ntshaw mus. A Hmong language spoken word recording compiled by Hmong Cultural Center’s cultural specialist
Tougeu Leepalao. This tape is a compilation of short Hmong fables intended to teach lessons in ethics and moral

Tougeu Leepalao (2003). Kwv txhiaj hmoob. Muaj: kwv txhiaj, Kwv chab ntau yam Nyob hauv daimkas Xev no ua
twb zoo Mloog mas kho lub Siab Kawg nkaus. A Hmong language recording compiled by Hmong Cultural Center’s
cultural specialist Tougeu Leepalao. This tape consists of a compilation of orally recited Hmong folksongs.
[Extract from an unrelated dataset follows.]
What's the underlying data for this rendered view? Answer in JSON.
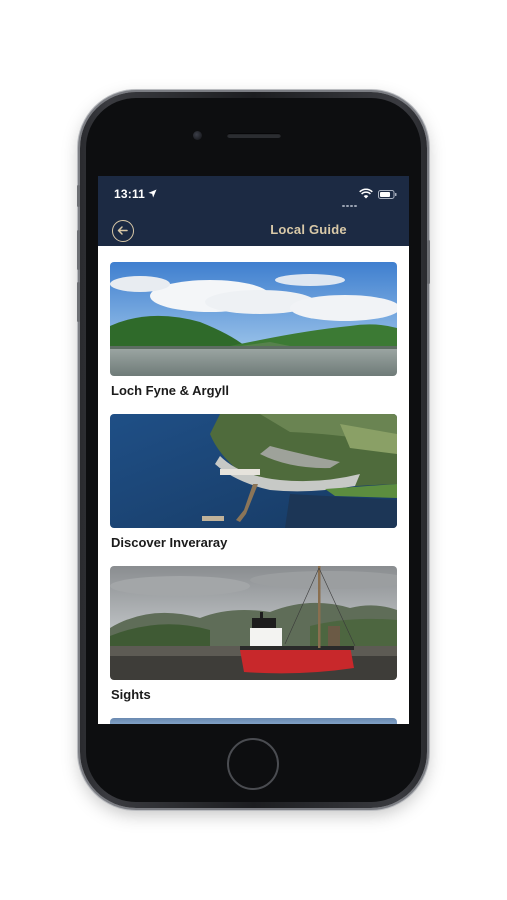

Hmong Cultural Center’s Qeej Music and Dance Troupes recently performed at the Wilder Foundation’s Taste of
Frogtown event in Saint Paul. Looking for some traditional Hmong culture to enliven your community event this
Summer or Fall? The Hmong Cultural Center’s Qeej (Traditional Hmong Music) and Traditional Dance troupes are
available to perform for a fee. Persons interested in scheduling performances may call Meng Vang (Qeej) or Yer
Lo (Dance) at the cultural center.

The Hmong Cultural Center’s Youth Arts Programs are supported by grants from the McKnight Foundation, the
Best Buy Children’s Foundation, the Grotto Foundation, the Metropolitan Regional Arts Council and the
COMPAS/Medtronic Community Arts Program. Operating grants from the Saint Paul Companies Inc. Foundation
and the General Mills Foundation also help to support the youth programs.


Beginning Monday, June 9, the Hmong Cultural Center will hold a series of workshops for Hmong parents of
teenagers with the assistance of Lao Lee of the Saint Paul Public Schools. The workshops will also include
information about alcohol and drug awareness for Hmong parents. For more information about enrollment in these
workshops please contact Txong Pao Lee at the Hmong Cultural Center at 651-917-9937. These workshops are
made possible by mini-grants received from the Saint Paul-Ramsey County Department of Public Health


The Hmong Cultural Center is currently accepting enrollment for its citizenship and functional English classes.
There are openings in the English language Citizenship classes offered Monday through Thursday from 10:00 AM
to 12 Noon, the Hmong language Citizenship classes held Tuesday through Thursday 1:00-4:00 P.M. and the
English Language Citizenship Classes held Monday through Thursday from 4:30 to 6:30 P.M. For more information
call MayTong Chang at the cultural center (651-917-9937).

Need information about the citizenship process, study guides or application forms? Extensive citizenship-related
information is available on the Hmong Cultural Center website at The citizenship section of
the website includes examples of typical citizenship interview questions, as well as 100 sample citizenship exam
questions in both the English and Hmong languages. Up-to-date information is also provided about eligibility and
requirements pertaining to the Hmong Veterans’ Naturalization Act of 2000.

The Hmong Cultural Center’s Citizenship and Functional English Program is a member of the federally and state
funded Saint Paul Community Literacy Consortium (SPCLC). The cultural center’s citizenship program for adult
refugees is also supported by a grant from the New Americans Collaborative of the Wilder Foundation